Living with the community at the bamboo farm showed me firsthand how bamboo impacts the lives of ordinary people. One pole of freshly cut bamboo can be sold for 40 pesos, about a dollar. It is enough to send Cherry, a farmer-carpenter’s child, to school for two days. Or buy a day’s worth of rice for her family. A single Sungkawayan can support the families of three farmer-carpenters for a week.
The Chagall Test
I began writing this story in a room on the second floor of a house called “Balay sa Tuko” or “Gecko House” in honor of the dozen or so geckos residing there. Beside me was the Sungkawayan. In front was Mount Talinis bluish despite the afternoon sun. Marc Chagall said, “When I am finishing a picture, I hold some God-made object up to it… If the painting stands up beside a thing man cannot make, the painting is authentic. If there’s a clash between the two, it’s bad art.” Objectivity is impossible for me at this point. But I feel fulfilled.
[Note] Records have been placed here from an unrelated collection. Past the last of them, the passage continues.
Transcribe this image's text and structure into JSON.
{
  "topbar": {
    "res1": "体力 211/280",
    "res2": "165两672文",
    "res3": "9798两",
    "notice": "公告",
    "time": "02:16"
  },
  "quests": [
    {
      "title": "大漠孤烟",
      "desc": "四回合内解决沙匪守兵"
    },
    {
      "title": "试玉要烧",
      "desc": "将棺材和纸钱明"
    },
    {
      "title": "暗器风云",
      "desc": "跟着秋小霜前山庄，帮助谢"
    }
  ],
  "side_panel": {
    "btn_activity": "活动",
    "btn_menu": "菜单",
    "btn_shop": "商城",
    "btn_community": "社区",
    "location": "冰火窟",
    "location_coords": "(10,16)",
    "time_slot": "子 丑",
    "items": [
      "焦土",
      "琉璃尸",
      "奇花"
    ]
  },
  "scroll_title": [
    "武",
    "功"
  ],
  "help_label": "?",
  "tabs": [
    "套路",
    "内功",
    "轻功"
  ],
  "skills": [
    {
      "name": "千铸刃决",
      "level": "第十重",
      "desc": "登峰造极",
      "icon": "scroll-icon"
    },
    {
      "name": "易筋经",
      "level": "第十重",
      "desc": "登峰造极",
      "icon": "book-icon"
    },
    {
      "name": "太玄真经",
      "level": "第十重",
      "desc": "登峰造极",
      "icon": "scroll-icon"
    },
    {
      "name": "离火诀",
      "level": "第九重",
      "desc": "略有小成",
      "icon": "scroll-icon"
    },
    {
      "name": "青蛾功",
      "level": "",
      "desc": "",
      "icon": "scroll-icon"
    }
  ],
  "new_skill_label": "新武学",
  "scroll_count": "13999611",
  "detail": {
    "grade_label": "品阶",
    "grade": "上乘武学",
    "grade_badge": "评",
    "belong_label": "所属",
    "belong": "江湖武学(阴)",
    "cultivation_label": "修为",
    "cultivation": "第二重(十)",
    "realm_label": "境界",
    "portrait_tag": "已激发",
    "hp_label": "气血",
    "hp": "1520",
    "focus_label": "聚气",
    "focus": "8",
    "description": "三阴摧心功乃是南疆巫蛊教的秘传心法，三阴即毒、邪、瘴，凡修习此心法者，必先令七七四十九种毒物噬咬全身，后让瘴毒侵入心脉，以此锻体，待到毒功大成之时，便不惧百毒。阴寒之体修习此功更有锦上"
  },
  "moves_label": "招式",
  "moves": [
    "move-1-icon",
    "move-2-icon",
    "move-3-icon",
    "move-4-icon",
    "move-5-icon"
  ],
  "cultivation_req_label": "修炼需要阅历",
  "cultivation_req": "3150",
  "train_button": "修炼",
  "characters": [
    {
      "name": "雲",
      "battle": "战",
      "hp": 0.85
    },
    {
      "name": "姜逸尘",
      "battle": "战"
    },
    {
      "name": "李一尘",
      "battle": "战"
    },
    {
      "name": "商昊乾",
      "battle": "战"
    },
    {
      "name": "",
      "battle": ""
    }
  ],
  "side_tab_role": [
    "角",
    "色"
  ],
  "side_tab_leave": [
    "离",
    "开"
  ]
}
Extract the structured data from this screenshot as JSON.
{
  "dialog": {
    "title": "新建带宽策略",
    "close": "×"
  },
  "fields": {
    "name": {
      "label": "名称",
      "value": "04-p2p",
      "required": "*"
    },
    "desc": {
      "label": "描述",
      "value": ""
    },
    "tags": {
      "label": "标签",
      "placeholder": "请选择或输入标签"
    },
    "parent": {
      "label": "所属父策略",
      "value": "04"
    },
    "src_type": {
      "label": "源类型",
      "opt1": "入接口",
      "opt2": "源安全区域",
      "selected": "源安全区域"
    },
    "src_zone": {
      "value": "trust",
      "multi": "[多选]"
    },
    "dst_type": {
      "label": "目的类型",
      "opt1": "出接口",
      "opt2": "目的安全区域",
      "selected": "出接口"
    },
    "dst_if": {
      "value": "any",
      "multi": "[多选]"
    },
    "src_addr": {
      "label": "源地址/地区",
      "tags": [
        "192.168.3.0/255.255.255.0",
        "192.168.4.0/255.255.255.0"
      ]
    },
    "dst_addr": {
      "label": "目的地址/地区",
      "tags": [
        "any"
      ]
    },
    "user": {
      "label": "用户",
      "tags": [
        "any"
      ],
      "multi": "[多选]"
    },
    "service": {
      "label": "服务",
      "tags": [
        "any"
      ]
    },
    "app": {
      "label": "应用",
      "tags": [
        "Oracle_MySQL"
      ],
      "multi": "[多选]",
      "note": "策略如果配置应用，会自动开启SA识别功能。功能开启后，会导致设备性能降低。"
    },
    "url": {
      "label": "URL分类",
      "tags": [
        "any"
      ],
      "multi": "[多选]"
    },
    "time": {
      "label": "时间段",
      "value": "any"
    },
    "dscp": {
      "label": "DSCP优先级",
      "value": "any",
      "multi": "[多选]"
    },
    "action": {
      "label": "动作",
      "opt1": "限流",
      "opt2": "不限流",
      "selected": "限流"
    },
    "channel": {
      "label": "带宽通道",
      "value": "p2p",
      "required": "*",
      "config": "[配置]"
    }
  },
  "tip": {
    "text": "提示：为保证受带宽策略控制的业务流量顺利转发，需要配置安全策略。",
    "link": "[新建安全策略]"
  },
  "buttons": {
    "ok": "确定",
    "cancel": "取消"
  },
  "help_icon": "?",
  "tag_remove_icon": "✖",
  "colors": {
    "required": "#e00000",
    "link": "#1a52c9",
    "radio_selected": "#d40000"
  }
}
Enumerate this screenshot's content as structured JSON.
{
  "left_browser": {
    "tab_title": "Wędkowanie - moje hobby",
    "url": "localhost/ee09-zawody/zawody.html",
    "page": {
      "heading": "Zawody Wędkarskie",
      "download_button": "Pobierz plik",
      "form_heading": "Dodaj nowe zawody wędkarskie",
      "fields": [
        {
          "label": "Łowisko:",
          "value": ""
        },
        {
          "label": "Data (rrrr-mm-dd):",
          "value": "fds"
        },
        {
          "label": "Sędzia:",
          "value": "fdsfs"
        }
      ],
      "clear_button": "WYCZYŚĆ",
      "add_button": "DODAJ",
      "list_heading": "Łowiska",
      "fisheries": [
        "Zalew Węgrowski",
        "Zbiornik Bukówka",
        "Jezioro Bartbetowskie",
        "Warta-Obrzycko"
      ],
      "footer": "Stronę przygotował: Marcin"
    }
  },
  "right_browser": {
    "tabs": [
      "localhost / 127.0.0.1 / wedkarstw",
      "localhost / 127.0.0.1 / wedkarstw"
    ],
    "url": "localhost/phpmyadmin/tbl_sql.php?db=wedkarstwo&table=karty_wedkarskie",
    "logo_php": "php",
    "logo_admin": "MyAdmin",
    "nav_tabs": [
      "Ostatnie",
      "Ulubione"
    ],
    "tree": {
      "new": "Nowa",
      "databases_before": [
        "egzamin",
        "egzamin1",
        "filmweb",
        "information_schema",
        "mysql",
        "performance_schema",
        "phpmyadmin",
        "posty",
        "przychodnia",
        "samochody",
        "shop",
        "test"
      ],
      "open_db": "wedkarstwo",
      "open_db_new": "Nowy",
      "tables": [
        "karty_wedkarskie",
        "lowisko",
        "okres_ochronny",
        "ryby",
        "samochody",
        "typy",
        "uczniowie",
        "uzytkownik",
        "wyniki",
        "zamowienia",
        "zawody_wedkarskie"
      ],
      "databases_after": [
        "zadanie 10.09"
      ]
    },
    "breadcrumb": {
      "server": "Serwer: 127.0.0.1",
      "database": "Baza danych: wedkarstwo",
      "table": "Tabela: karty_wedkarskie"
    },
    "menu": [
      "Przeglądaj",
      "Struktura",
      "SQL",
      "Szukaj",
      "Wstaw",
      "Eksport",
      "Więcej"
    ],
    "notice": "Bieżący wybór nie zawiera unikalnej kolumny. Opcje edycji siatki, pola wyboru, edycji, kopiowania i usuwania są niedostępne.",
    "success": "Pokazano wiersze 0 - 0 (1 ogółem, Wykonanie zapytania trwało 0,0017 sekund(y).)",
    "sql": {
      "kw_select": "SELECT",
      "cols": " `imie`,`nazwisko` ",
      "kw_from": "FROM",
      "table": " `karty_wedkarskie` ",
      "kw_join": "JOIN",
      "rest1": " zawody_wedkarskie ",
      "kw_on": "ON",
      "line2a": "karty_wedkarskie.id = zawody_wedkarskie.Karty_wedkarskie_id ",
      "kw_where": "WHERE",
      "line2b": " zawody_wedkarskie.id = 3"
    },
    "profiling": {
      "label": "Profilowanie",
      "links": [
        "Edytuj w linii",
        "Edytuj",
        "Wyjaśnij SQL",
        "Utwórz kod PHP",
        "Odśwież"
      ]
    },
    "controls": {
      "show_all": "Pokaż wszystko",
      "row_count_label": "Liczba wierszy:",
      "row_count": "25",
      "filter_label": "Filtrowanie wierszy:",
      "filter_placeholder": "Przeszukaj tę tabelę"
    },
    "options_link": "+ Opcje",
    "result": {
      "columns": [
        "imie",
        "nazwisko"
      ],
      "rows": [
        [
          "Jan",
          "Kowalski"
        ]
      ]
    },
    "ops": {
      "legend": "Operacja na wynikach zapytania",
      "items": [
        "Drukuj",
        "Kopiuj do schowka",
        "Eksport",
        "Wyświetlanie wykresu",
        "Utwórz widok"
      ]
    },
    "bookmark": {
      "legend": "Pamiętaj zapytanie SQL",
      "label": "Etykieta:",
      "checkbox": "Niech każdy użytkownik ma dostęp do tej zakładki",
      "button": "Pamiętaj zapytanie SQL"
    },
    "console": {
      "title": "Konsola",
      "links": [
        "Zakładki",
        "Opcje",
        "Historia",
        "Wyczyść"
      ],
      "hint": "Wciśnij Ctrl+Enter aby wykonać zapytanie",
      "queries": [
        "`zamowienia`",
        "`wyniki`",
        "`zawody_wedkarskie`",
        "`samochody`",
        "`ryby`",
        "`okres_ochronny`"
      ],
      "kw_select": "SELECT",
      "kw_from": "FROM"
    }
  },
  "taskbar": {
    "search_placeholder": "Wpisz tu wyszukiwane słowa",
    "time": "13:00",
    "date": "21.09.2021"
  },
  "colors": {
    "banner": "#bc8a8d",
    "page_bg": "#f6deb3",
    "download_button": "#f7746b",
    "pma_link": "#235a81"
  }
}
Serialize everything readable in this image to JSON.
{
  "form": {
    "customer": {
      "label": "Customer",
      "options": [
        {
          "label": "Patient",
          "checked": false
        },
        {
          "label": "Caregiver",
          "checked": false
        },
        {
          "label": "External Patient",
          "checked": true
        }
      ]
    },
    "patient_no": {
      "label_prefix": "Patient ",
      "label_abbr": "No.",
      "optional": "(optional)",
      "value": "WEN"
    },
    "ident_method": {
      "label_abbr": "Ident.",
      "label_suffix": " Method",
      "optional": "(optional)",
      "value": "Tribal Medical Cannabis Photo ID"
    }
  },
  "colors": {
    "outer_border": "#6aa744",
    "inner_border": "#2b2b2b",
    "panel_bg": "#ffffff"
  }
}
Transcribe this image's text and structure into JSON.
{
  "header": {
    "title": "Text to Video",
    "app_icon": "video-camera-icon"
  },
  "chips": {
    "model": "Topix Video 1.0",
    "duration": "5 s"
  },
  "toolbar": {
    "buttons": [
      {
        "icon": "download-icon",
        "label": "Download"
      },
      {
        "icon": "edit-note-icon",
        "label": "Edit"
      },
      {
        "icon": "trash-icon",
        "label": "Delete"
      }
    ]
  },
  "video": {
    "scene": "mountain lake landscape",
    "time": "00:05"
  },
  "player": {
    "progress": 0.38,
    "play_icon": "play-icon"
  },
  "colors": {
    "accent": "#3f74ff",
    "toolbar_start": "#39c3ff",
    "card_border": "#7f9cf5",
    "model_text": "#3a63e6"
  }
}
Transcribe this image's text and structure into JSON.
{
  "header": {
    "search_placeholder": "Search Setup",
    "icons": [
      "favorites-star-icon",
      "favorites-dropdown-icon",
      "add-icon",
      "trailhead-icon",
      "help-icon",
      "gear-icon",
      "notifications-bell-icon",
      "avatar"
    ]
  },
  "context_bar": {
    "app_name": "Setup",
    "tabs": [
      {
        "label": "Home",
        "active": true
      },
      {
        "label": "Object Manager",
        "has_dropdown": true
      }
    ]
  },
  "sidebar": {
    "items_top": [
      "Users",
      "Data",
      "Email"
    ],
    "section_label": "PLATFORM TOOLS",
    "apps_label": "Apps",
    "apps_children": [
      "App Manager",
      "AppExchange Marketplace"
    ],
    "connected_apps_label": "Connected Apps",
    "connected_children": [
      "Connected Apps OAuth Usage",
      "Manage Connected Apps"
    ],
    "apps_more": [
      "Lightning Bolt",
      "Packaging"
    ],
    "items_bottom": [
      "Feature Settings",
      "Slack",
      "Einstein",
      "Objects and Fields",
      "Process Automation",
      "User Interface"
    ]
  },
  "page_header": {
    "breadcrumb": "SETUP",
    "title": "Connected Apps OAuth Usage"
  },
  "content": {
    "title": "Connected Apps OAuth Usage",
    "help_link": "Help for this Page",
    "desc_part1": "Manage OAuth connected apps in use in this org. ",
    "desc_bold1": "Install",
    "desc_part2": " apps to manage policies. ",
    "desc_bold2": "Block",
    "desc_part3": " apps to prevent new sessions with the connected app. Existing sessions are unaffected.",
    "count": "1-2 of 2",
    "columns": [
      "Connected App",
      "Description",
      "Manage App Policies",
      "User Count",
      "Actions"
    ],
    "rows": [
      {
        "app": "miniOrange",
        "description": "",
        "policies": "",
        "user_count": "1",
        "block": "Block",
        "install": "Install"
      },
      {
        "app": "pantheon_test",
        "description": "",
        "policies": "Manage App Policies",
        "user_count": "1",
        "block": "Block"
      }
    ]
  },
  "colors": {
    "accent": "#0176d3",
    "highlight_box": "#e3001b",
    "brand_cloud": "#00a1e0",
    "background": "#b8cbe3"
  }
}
Design: Khail Santia | Carpentry: Pabio Cadabid, Wilberto Cadabid, Julito Cadabid | Design & Carpentry Adviser: Herbie Teodoro